[Exercise objective] Each line below must be set down exactly; omit any image you find.

[Supplied entries]
########################################

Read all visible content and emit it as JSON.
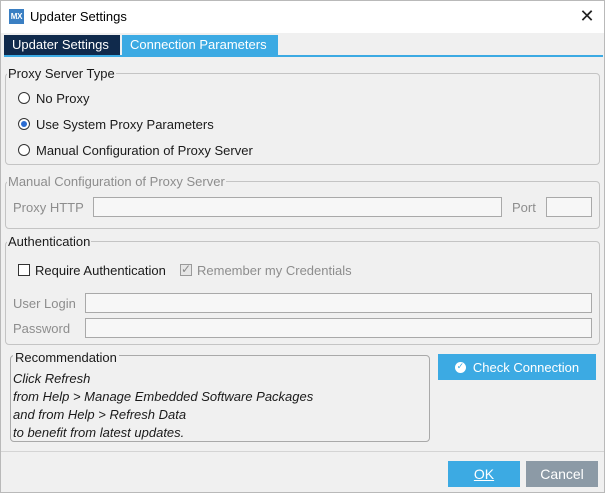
{
  "window": {
    "app_icon_text": "MX",
    "title": "Updater Settings",
    "close_glyph": "✕"
  },
  "tabs": [
    {
      "label": "Updater Settings",
      "active": false
    },
    {
      "label": "Connection Parameters",
      "active": true
    }
  ],
  "proxy_type": {
    "legend": "Proxy Server Type",
    "options": [
      {
        "label": "No Proxy",
        "selected": false
      },
      {
        "label": "Use System Proxy Parameters",
        "selected": true
      },
      {
        "label": "Manual Configuration of Proxy Server",
        "selected": false
      }
    ]
  },
  "manual_config": {
    "legend": "Manual Configuration of Proxy Server",
    "proxy_http_label": "Proxy HTTP",
    "proxy_http_value": "",
    "port_label": "Port",
    "port_value": ""
  },
  "authentication": {
    "legend": "Authentication",
    "require_label": "Require Authentication",
    "require_checked": false,
    "remember_label": "Remember my Credentials",
    "remember_checked": true,
    "user_login_label": "User Login",
    "user_login_value": "",
    "password_label": "Password",
    "password_value": ""
  },
  "recommendation": {
    "legend": "Recommendation",
    "lines": [
      "Click Refresh",
      "from Help > Manage Embedded Software Packages",
      "and from Help > Refresh Data",
      "to benefit from latest updates."
    ]
  },
  "buttons": {
    "check_connection": "Check Connection",
    "ok": "OK",
    "cancel": "Cancel"
  },
  "colors": {
    "accent": "#3caae3",
    "tab_dark": "#102a4c",
    "cancel_gray": "#8c9aa6"
  },
  "icons": {
    "app": "mx-app-icon",
    "close": "close-icon",
    "check_connection": "check-circle-icon"
  }
}
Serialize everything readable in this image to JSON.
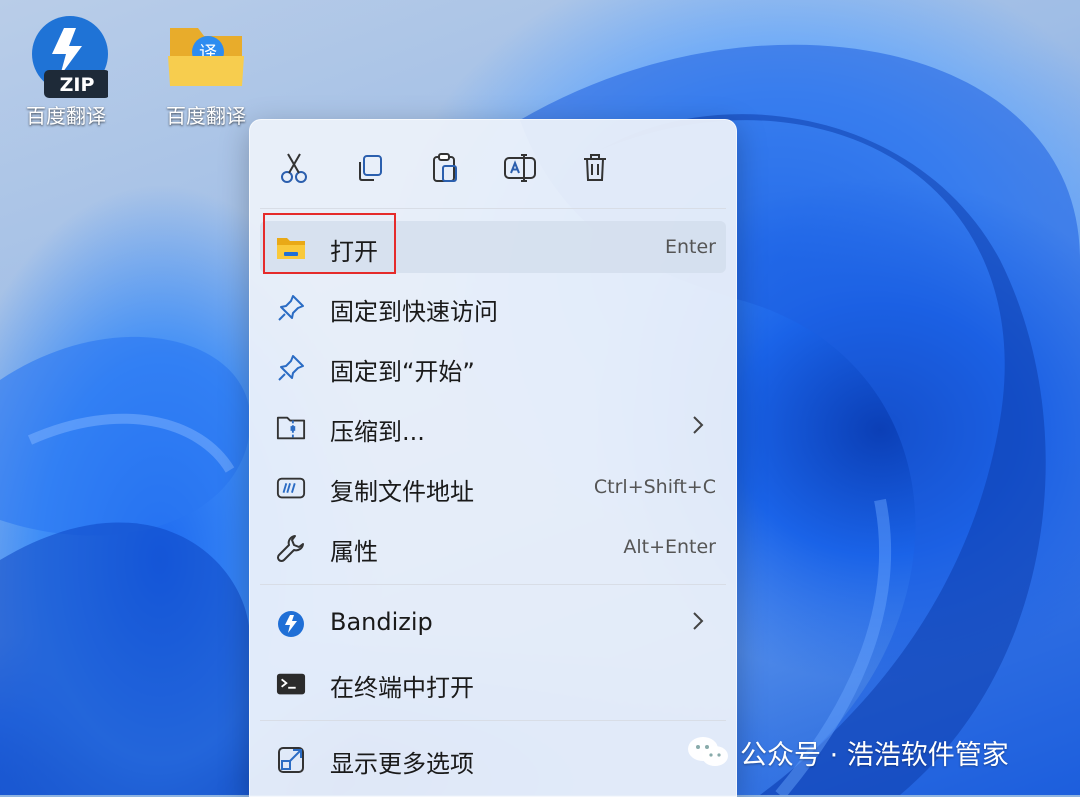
{
  "desktop": {
    "icons": [
      {
        "label": "百度翻译",
        "badge": "ZIP",
        "icon": "bandizip-archive-icon"
      },
      {
        "label": "百度翻译",
        "badge": "译",
        "icon": "folder-icon"
      }
    ]
  },
  "context_menu": {
    "toolbar": [
      {
        "name": "cut",
        "icon": "scissors-icon"
      },
      {
        "name": "copy",
        "icon": "copy-icon"
      },
      {
        "name": "paste",
        "icon": "clipboard-icon"
      },
      {
        "name": "rename",
        "icon": "rename-icon"
      },
      {
        "name": "delete",
        "icon": "trash-icon"
      }
    ],
    "items": [
      {
        "label": "打开",
        "shortcut": "Enter",
        "icon": "folder-icon",
        "highlighted": true
      },
      {
        "label": "固定到快速访问",
        "shortcut": "",
        "icon": "pin-icon"
      },
      {
        "label": "固定到“开始”",
        "shortcut": "",
        "icon": "pin-icon"
      },
      {
        "label": "压缩到...",
        "shortcut": "",
        "icon": "zip-folder-icon",
        "submenu": true
      },
      {
        "label": "复制文件地址",
        "shortcut": "Ctrl+Shift+C",
        "icon": "path-icon"
      },
      {
        "label": "属性",
        "shortcut": "Alt+Enter",
        "icon": "wrench-icon"
      },
      {
        "label": "Bandizip",
        "shortcut": "",
        "icon": "bandizip-icon",
        "submenu": true
      },
      {
        "label": "在终端中打开",
        "shortcut": "",
        "icon": "terminal-icon"
      },
      {
        "label": "显示更多选项",
        "shortcut": "",
        "icon": "external-open-icon"
      }
    ]
  },
  "watermark": {
    "text": "公众号 · 浩浩软件管家",
    "icon": "wechat-icon"
  },
  "colors": {
    "accent": "#0067c0",
    "highlight_box": "#e52b2b",
    "menu_bg": "#ecf1fa",
    "folder_yellow": "#f5c53b"
  }
}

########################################

[Result for this exercise]
Read all visible content and emit it as JSON.
{
  "window": {
    "app_icon_text": "MX",
    "title": "Updater Settings",
    "close_glyph": "✕"
  },
  "tabs": [
    {
      "label": "Updater Settings",
      "active": false
    },
    {
      "label": "Connection Parameters",
      "active": true
    }
  ],
  "proxy_type": {
    "legend": "Proxy Server Type",
    "options": [
      {
        "label": "No Proxy",
        "selected": false
      },
      {
        "label": "Use System Proxy Parameters",
        "selected": true
      },
      {
        "label": "Manual Configuration of Proxy Server",
        "selected": false
      }
    ]
  },
  "manual_config": {
    "legend": "Manual Configuration of Proxy Server",
    "proxy_http_label": "Proxy HTTP",
    "proxy_http_value": "",
    "port_label": "Port",
    "port_value": ""
  },
  "authentication": {
    "legend": "Authentication",
    "require_label": "Require Authentication",
    "require_checked": false,
    "remember_label": "Remember my Credentials",
    "remember_checked": true,
    "user_login_label": "User Login",
    "user_login_value": "",
    "password_label": "Password",
    "password_value": ""
  },
  "recommendation": {
    "legend": "Recommendation",
    "lines": [
      "Click Refresh",
      "from Help > Manage Embedded Software Packages",
      "and from Help > Refresh Data",
      "to benefit from latest updates."
    ]
  },
  "buttons": {
    "check_connection": "Check Connection",
    "ok": "OK",
    "cancel": "Cancel"
  },
  "colors": {
    "accent": "#3caae3",
    "tab_dark": "#102a4c",
    "cancel_gray": "#8c9aa6"
  },
  "icons": {
    "app": "mx-app-icon",
    "close": "close-icon",
    "check_connection": "check-circle-icon"
  }
}
Serialize everything readable in this image to JSON.
{
  "desktop": {
    "icons": [
      {
        "label": "百度翻译",
        "badge": "ZIP",
        "icon": "bandizip-archive-icon"
      },
      {
        "label": "百度翻译",
        "badge": "译",
        "icon": "folder-icon"
      }
    ]
  },
  "context_menu": {
    "toolbar": [
      {
        "name": "cut",
        "icon": "scissors-icon"
      },
      {
        "name": "copy",
        "icon": "copy-icon"
      },
      {
        "name": "paste",
        "icon": "clipboard-icon"
      },
      {
        "name": "rename",
        "icon": "rename-icon"
      },
      {
        "name": "delete",
        "icon": "trash-icon"
      }
    ],
    "items": [
      {
        "label": "打开",
        "shortcut": "Enter",
        "icon": "folder-icon",
        "highlighted": true
      },
      {
        "label": "固定到快速访问",
        "shortcut": "",
        "icon": "pin-icon"
      },
      {
        "label": "固定到“开始”",
        "shortcut": "",
        "icon": "pin-icon"
      },
      {
        "label": "压缩到...",
        "shortcut": "",
        "icon": "zip-folder-icon",
        "submenu": true
      },
      {
        "label": "复制文件地址",
        "shortcut": "Ctrl+Shift+C",
        "icon": "path-icon"
      },
      {
        "label": "属性",
        "shortcut": "Alt+Enter",
        "icon": "wrench-icon"
      },
      {
        "label": "Bandizip",
        "shortcut": "",
        "icon": "bandizip-icon",
        "submenu": true
      },
      {
        "label": "在终端中打开",
        "shortcut": "",
        "icon": "terminal-icon"
      },
      {
        "label": "显示更多选项",
        "shortcut": "",
        "icon": "external-open-icon"
      }
    ]
  },
  "watermark": {
    "text": "公众号 · 浩浩软件管家",
    "icon": "wechat-icon"
  },
  "colors": {
    "accent": "#0067c0",
    "highlight_box": "#e52b2b",
    "menu_bg": "#ecf1fa",
    "folder_yellow": "#f5c53b"
  }
}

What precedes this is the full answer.